PROBLEM TO WORK ON: These entries are to be set down again exactly.

MATERIALS PROVIDED:
◇ ◇ ◇ ◇ ◇ ◇ ◇

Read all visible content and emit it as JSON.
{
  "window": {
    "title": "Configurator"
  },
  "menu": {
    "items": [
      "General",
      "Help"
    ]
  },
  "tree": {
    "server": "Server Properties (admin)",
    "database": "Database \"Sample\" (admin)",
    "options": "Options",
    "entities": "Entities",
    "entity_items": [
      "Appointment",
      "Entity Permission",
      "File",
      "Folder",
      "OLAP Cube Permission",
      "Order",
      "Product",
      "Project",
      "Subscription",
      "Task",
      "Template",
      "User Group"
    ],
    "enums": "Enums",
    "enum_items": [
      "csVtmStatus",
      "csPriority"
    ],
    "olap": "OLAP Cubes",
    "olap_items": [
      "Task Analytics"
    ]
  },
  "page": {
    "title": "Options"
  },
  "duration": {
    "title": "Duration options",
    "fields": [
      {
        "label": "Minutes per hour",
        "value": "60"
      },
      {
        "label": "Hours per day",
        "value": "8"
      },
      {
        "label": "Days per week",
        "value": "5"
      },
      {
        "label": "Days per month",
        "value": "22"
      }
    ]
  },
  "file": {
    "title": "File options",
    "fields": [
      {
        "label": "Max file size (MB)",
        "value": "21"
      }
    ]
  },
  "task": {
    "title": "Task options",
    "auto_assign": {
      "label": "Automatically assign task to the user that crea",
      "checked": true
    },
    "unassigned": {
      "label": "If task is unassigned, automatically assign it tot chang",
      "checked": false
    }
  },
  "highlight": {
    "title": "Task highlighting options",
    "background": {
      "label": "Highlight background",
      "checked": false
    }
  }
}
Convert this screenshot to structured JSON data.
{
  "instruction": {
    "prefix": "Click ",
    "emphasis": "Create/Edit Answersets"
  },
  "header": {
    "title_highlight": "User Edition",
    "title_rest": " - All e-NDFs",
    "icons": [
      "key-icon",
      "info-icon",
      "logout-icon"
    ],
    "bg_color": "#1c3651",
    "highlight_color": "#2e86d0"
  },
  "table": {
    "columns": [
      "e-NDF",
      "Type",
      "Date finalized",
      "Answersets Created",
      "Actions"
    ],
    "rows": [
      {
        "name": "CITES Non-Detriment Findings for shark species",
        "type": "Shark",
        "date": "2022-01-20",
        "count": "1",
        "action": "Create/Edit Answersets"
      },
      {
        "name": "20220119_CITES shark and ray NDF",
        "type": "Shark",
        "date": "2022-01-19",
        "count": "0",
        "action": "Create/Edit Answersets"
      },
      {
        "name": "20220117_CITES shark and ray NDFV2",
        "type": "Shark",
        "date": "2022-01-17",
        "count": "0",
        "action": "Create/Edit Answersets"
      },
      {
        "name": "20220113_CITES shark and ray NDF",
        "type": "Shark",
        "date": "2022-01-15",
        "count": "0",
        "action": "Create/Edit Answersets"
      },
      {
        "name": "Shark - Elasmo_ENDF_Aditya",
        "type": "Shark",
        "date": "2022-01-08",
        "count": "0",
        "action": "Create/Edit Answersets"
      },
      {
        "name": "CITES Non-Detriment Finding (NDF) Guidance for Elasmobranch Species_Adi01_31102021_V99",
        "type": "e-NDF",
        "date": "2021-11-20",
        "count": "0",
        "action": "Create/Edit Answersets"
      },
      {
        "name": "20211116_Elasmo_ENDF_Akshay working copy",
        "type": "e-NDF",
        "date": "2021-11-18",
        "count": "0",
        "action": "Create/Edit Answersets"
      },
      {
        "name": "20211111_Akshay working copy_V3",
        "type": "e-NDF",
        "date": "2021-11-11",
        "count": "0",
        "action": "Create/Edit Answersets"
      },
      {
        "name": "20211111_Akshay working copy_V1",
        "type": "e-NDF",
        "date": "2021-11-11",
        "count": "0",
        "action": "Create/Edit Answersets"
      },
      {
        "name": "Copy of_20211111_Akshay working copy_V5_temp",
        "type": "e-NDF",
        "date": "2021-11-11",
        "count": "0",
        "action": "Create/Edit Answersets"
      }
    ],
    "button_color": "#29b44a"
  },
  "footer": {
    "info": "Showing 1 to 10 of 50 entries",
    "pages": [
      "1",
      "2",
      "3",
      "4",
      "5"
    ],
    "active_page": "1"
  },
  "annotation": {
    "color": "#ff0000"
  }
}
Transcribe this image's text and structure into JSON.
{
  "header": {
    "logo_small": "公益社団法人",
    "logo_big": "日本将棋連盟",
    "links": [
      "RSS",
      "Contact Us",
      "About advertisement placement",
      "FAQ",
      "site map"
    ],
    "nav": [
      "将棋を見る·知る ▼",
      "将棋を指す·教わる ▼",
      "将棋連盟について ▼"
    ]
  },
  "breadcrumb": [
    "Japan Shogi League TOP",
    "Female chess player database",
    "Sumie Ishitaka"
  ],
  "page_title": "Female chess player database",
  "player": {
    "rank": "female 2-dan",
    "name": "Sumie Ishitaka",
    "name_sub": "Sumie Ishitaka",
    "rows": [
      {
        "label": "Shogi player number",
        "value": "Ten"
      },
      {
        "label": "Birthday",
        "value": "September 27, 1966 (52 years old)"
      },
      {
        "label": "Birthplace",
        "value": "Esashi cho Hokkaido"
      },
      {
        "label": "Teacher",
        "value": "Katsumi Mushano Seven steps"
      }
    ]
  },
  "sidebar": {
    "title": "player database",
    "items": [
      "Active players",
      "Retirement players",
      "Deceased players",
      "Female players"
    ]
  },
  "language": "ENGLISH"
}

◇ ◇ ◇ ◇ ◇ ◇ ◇

SOLVED PROBLEM:
Read all visible content and emit it as JSON.
{
  "window": {
    "title": "Configurator"
  },
  "menu": {
    "items": [
      "General",
      "Help"
    ]
  },
  "tree": {
    "server": "Server Properties (admin)",
    "database": "Database \"Sample\" (admin)",
    "options": "Options",
    "entities": "Entities",
    "entity_items": [
      "Appointment",
      "Entity Permission",
      "File",
      "Folder",
      "OLAP Cube Permission",
      "Order",
      "Product",
      "Project",
      "Subscription",
      "Task",
      "Template",
      "User Group"
    ],
    "enums": "Enums",
    "enum_items": [
      "csVtmStatus",
      "csPriority"
    ],
    "olap": "OLAP Cubes",
    "olap_items": [
      "Task Analytics"
    ]
  },
  "page": {
    "title": "Options"
  },
  "duration": {
    "title": "Duration options",
    "fields": [
      {
        "label": "Minutes per hour",
        "value": "60"
      },
      {
        "label": "Hours per day",
        "value": "8"
      },
      {
        "label": "Days per week",
        "value": "5"
      },
      {
        "label": "Days per month",
        "value": "22"
      }
    ]
  },
  "file": {
    "title": "File options",
    "fields": [
      {
        "label": "Max file size (MB)",
        "value": "21"
      }
    ]
  },
  "task": {
    "title": "Task options",
    "auto_assign": {
      "label": "Automatically assign task to the user that crea",
      "checked": true
    },
    "unassigned": {
      "label": "If task is unassigned, automatically assign it tot chang",
      "checked": false
    }
  },
  "highlight": {
    "title": "Task highlighting options",
    "background": {
      "label": "Highlight background",
      "checked": false
    }
  }
}
Convert this screenshot to structured JSON data.
{
  "instruction": {
    "prefix": "Click ",
    "emphasis": "Create/Edit Answersets"
  },
  "header": {
    "title_highlight": "User Edition",
    "title_rest": " - All e-NDFs",
    "icons": [
      "key-icon",
      "info-icon",
      "logout-icon"
    ],
    "bg_color": "#1c3651",
    "highlight_color": "#2e86d0"
  },
  "table": {
    "columns": [
      "e-NDF",
      "Type",
      "Date finalized",
      "Answersets Created",
      "Actions"
    ],
    "rows": [
      {
        "name": "CITES Non-Detriment Findings for shark species",
        "type": "Shark",
        "date": "2022-01-20",
        "count": "1",
        "action": "Create/Edit Answersets"
      },
      {
        "name": "20220119_CITES shark and ray NDF",
        "type": "Shark",
        "date": "2022-01-19",
        "count": "0",
        "action": "Create/Edit Answersets"
      },
      {
        "name": "20220117_CITES shark and ray NDFV2",
        "type": "Shark",
        "date": "2022-01-17",
        "count": "0",
        "action": "Create/Edit Answersets"
      },
      {
        "name": "20220113_CITES shark and ray NDF",
        "type": "Shark",
        "date": "2022-01-15",
        "count": "0",
        "action": "Create/Edit Answersets"
      },
      {
        "name": "Shark - Elasmo_ENDF_Aditya",
        "type": "Shark",
        "date": "2022-01-08",
        "count": "0",
        "action": "Create/Edit Answersets"
      },
      {
        "name": "CITES Non-Detriment Finding (NDF) Guidance for Elasmobranch Species_Adi01_31102021_V99",
        "type": "e-NDF",
        "date": "2021-11-20",
        "count": "0",
        "action": "Create/Edit Answersets"
      },
      {
        "name": "20211116_Elasmo_ENDF_Akshay working copy",
        "type": "e-NDF",
        "date": "2021-11-18",
        "count": "0",
        "action": "Create/Edit Answersets"
      },
      {
        "name": "20211111_Akshay working copy_V3",
        "type": "e-NDF",
        "date": "2021-11-11",
        "count": "0",
        "action": "Create/Edit Answersets"
      },
      {
        "name": "20211111_Akshay working copy_V1",
        "type": "e-NDF",
        "date": "2021-11-11",
        "count": "0",
        "action": "Create/Edit Answersets"
      },
      {
        "name": "Copy of_20211111_Akshay working copy_V5_temp",
        "type": "e-NDF",
        "date": "2021-11-11",
        "count": "0",
        "action": "Create/Edit Answersets"
      }
    ],
    "button_color": "#29b44a"
  },
  "footer": {
    "info": "Showing 1 to 10 of 50 entries",
    "pages": [
      "1",
      "2",
      "3",
      "4",
      "5"
    ],
    "active_page": "1"
  },
  "annotation": {
    "color": "#ff0000"
  }
}
Transcribe this image's text and structure into JSON.
{
  "header": {
    "logo_small": "公益社団法人",
    "logo_big": "日本将棋連盟",
    "links": [
      "RSS",
      "Contact Us",
      "About advertisement placement",
      "FAQ",
      "site map"
    ],
    "nav": [
      "将棋を見る·知る ▼",
      "将棋を指す·教わる ▼",
      "将棋連盟について ▼"
    ]
  },
  "breadcrumb": [
    "Japan Shogi League TOP",
    "Female chess player database",
    "Sumie Ishitaka"
  ],
  "page_title": "Female chess player database",
  "player": {
    "rank": "female 2-dan",
    "name": "Sumie Ishitaka",
    "name_sub": "Sumie Ishitaka",
    "rows": [
      {
        "label": "Shogi player number",
        "value": "Ten"
      },
      {
        "label": "Birthday",
        "value": "September 27, 1966 (52 years old)"
      },
      {
        "label": "Birthplace",
        "value": "Esashi cho Hokkaido"
      },
      {
        "label": "Teacher",
        "value": "Katsumi Mushano Seven steps"
      }
    ]
  },
  "sidebar": {
    "title": "player database",
    "items": [
      "Active players",
      "Retirement players",
      "Deceased players",
      "Female players"
    ]
  },
  "language": "ENGLISH"
}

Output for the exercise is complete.